Monitoring the electrical activity in the heart could be a good new way to pinpoint heart attack risk in elderly patients and help doctors steer their patients away from coronary heart disease, researchers said in a new study on Tuesday.
In middle-aged people, doctors usually determine heart disease risk is based on factors like a history of smoking or high blood cholesterol levels.
But looking at these factors is not as helpful in gauging the risk for older people that haven't had heart problems before, according to University of California San Francisco researcher Reto Auer, the lead author of a paper appearing in the Journal of the American Medical Association.

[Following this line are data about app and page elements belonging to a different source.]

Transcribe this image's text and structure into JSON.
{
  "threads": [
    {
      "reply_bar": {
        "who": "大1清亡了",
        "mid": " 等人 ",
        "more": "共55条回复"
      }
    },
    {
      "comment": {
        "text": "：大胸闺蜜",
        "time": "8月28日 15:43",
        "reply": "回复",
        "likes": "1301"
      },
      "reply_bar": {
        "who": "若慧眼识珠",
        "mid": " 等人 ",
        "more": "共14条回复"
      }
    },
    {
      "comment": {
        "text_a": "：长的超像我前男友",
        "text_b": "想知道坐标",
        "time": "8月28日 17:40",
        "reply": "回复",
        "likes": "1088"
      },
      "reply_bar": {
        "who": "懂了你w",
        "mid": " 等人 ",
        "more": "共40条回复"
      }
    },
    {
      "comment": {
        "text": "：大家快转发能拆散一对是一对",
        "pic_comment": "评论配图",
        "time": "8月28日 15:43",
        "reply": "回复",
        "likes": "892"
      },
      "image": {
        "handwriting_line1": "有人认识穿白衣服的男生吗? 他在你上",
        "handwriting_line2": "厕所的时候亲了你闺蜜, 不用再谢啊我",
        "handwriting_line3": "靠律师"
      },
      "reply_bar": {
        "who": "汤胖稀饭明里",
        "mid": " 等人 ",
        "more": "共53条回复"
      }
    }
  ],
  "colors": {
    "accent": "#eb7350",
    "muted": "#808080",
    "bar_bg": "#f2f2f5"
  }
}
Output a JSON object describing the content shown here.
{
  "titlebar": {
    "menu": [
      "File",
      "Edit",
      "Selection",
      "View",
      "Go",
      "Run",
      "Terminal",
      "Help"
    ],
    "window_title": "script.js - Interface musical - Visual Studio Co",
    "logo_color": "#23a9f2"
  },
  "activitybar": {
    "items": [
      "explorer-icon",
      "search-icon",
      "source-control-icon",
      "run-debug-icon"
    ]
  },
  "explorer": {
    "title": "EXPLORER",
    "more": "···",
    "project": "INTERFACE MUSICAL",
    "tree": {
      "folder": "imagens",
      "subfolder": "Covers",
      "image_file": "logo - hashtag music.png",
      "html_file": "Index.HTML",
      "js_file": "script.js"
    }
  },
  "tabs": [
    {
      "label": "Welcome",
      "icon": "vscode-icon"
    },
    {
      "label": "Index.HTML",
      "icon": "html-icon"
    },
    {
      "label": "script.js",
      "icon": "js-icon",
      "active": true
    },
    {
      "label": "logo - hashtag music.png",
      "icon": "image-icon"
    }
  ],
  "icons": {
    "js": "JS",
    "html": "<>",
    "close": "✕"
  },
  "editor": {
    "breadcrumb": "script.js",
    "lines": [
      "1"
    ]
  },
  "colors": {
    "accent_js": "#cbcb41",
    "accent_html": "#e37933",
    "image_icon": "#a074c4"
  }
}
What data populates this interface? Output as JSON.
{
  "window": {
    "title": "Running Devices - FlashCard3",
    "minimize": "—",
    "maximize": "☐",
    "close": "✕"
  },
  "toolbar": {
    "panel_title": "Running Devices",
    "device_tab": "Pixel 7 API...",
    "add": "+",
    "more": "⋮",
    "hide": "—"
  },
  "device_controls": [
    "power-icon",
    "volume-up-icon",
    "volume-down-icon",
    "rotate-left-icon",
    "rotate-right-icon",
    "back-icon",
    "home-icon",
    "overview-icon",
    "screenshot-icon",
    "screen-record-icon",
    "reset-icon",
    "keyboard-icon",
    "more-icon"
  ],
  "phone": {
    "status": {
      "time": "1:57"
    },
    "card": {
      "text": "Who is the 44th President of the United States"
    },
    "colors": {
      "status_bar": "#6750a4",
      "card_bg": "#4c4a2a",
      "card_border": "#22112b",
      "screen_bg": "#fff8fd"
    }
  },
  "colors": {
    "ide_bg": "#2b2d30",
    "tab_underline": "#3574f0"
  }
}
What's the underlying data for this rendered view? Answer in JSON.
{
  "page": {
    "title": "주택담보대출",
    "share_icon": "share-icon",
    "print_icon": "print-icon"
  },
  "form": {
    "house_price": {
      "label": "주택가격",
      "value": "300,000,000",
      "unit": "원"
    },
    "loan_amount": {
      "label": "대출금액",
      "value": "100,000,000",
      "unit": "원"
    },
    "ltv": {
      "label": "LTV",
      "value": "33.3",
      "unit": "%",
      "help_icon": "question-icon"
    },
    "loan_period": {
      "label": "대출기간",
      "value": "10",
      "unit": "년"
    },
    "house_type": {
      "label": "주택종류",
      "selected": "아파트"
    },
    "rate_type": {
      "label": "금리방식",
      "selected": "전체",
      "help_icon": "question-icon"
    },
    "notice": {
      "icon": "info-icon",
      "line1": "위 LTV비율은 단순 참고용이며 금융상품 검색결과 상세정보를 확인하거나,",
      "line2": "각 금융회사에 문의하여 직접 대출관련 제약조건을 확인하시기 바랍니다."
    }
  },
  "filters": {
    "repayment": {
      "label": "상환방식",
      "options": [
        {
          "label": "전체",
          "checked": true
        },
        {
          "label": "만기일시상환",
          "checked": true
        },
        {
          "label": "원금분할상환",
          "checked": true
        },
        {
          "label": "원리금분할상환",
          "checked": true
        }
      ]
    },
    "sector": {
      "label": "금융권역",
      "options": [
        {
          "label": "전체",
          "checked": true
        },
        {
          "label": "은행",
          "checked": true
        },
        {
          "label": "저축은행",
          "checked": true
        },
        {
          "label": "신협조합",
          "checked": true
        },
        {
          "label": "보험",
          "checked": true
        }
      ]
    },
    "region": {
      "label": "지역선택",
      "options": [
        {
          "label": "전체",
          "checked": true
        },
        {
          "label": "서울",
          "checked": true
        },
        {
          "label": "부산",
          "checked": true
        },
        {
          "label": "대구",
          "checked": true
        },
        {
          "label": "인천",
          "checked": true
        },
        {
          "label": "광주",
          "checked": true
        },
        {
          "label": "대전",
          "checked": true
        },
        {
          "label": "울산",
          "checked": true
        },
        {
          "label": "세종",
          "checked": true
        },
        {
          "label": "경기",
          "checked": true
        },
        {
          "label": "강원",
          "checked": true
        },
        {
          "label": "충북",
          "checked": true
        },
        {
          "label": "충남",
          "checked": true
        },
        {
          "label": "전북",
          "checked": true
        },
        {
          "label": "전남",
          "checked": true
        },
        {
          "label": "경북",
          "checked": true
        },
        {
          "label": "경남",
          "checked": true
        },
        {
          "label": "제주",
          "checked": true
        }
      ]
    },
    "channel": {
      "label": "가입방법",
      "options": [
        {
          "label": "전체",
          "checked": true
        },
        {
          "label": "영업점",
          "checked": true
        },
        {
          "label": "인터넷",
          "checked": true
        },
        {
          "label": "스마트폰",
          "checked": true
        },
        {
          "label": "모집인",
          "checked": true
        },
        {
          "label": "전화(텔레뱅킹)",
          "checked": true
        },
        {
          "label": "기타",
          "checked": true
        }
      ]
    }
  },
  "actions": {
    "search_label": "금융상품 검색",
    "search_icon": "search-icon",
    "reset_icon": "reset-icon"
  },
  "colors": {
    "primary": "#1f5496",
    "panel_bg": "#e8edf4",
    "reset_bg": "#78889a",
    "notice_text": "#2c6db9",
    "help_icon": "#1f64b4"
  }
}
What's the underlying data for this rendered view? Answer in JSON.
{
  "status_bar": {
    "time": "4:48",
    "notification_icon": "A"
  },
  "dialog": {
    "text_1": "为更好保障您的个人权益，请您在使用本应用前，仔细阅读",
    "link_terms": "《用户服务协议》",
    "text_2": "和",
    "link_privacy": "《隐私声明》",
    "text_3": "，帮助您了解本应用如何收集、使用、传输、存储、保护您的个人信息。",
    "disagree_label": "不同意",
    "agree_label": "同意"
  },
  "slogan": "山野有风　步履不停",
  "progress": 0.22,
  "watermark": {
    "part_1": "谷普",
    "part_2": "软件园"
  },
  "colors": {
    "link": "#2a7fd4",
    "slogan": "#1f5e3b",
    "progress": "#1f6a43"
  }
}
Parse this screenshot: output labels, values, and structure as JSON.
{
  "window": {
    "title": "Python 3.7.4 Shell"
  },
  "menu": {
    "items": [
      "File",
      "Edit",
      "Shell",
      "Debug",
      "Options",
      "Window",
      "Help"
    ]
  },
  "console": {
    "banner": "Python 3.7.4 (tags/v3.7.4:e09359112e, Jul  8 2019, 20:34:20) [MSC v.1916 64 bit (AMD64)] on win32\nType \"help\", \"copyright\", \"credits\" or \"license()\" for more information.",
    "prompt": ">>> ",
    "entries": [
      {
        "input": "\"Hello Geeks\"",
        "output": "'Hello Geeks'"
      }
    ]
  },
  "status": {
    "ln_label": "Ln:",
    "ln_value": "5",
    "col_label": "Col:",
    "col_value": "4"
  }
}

And with a rapidly aging population, there's a growing effort to try and find new methods to predict heart attack risk in the elderly, Auer said in a phone interview.
Enter the electrocardiogram, commonly known as an EKG or ECG. This test records the electrical impulses traveling through the heart using electrodes and translates that activity into a graph of spikes and valleys.
Sometimes abnormalities crop up on an EKG reading, making the readout look different. One common abnormality is called a bundle branch block, where the graph shows a wider trough than normal. This kind of abnormality happens when one of the wires conducting electrical current in the heart does not work anymore, according to Auer.
People can live a normal life with this abnormality and are most of the time unaware of the abnormality, Auer says.
However, these kinds of abnormal readings could be a warning sign . While studying more than 2,000 patients in their 70s, Auer and his colleagues found that abnormalities like the bundle branch block and others are associated with coronary heart disease events.
More than a third of the patients studied had some minor or major EKG abnormality at the start of the study. After eight years, 351 of the patients suffered some coronary heart disease event - 96 deaths from heart disease, 101 heart attacks, and 154 hospitalizations for chest pain or cardiac bypass surgery.
After analyzing the data, the researchers found that the risk for a heart disease event increased by 35 percent for patients with minor EKG abnormalities, and increased by 51 percent in patients with major EKG abnormalities.
The findings were similar for black and white patients alike.
In a JAMA editorial accompanying the study, Northwestern University Feinberg School of Medicine dean Philip Greenland notes that several medical groups, such as the U.S. Preventive Services Task Force, advise against ordering routine EKGs for patients with no symptoms of heart disease.
However, due to the implications of the current study, a cost-effectiveness analysis would be a logical next step in determining whether or not routine EKGs could become a recommended test, Greenland says.
The researchers, for their part, aren't urging people to rush out and get an EKG done; whether or not the procedure should be incorporated in routine screening of older adults should be evaluated in randomized controlled trials, they wrote.